▶ **BRIEF**:
Go through the material and set down every line without alteration.

• • • •

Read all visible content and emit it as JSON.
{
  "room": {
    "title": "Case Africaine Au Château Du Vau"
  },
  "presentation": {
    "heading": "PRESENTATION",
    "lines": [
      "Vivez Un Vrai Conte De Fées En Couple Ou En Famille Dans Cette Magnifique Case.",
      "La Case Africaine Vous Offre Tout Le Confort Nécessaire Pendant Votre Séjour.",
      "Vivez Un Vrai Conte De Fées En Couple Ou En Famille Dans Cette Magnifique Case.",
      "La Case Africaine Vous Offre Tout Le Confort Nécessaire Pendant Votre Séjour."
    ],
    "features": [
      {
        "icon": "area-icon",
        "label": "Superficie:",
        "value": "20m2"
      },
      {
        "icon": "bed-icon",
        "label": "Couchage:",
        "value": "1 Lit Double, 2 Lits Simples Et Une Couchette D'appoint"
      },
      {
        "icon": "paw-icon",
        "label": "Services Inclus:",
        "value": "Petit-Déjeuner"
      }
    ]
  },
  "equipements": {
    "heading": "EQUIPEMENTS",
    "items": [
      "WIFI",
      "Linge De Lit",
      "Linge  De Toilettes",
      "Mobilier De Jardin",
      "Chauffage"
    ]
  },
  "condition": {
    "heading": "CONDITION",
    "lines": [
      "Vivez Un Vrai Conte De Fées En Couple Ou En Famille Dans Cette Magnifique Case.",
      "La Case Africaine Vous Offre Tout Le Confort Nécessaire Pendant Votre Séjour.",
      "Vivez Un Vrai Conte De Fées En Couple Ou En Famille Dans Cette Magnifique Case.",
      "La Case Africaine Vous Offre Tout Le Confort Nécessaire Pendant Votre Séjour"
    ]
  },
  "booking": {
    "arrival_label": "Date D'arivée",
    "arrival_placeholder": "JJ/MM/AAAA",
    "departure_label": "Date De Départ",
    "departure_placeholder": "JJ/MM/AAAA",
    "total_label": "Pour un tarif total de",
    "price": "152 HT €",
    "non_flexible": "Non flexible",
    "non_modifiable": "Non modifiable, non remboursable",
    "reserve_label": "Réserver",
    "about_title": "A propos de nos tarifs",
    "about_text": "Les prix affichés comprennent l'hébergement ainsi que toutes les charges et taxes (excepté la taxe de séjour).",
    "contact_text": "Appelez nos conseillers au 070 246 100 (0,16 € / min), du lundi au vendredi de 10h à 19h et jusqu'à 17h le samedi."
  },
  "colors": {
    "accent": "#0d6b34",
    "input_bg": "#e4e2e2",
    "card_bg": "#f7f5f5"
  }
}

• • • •

▶ **WORKED SOLUTION**:
Read all visible content and emit it as JSON.
{
  "room": {
    "title": "Case Africaine Au Château Du Vau"
  },
  "presentation": {
    "heading": "PRESENTATION",
    "lines": [
      "Vivez Un Vrai Conte De Fées En Couple Ou En Famille Dans Cette Magnifique Case.",
      "La Case Africaine Vous Offre Tout Le Confort Nécessaire Pendant Votre Séjour.",
      "Vivez Un Vrai Conte De Fées En Couple Ou En Famille Dans Cette Magnifique Case.",
      "La Case Africaine Vous Offre Tout Le Confort Nécessaire Pendant Votre Séjour."
    ],
    "features": [
      {
        "icon": "area-icon",
        "label": "Superficie:",
        "value": "20m2"
      },
      {
        "icon": "bed-icon",
        "label": "Couchage:",
        "value": "1 Lit Double, 2 Lits Simples Et Une Couchette D'appoint"
      },
      {
        "icon": "paw-icon",
        "label": "Services Inclus:",
        "value": "Petit-Déjeuner"
      }
    ]
  },
  "equipements": {
    "heading": "EQUIPEMENTS",
    "items": [
      "WIFI",
      "Linge De Lit",
      "Linge  De Toilettes",
      "Mobilier De Jardin",
      "Chauffage"
    ]
  },
  "condition": {
    "heading": "CONDITION",
    "lines": [
      "Vivez Un Vrai Conte De Fées En Couple Ou En Famille Dans Cette Magnifique Case.",
      "La Case Africaine Vous Offre Tout Le Confort Nécessaire Pendant Votre Séjour.",
      "Vivez Un Vrai Conte De Fées En Couple Ou En Famille Dans Cette Magnifique Case.",
      "La Case Africaine Vous Offre Tout Le Confort Nécessaire Pendant Votre Séjour"
    ]
  },
  "booking": {
    "arrival_label": "Date D'arivée",
    "arrival_placeholder": "JJ/MM/AAAA",
    "departure_label": "Date De Départ",
    "departure_placeholder": "JJ/MM/AAAA",
    "total_label": "Pour un tarif total de",
    "price": "152 HT €",
    "non_flexible": "Non flexible",
    "non_modifiable": "Non modifiable, non remboursable",
    "reserve_label": "Réserver",
    "about_title": "A propos de nos tarifs",
    "about_text": "Les prix affichés comprennent l'hébergement ainsi que toutes les charges et taxes (excepté la taxe de séjour).",
    "contact_text": "Appelez nos conseillers au 070 246 100 (0,16 € / min), du lundi au vendredi de 10h à 19h et jusqu'à 17h le samedi."
  },
  "colors": {
    "accent": "#0d6b34",
    "input_bg": "#e4e2e2",
    "card_bg": "#f7f5f5"
  }
}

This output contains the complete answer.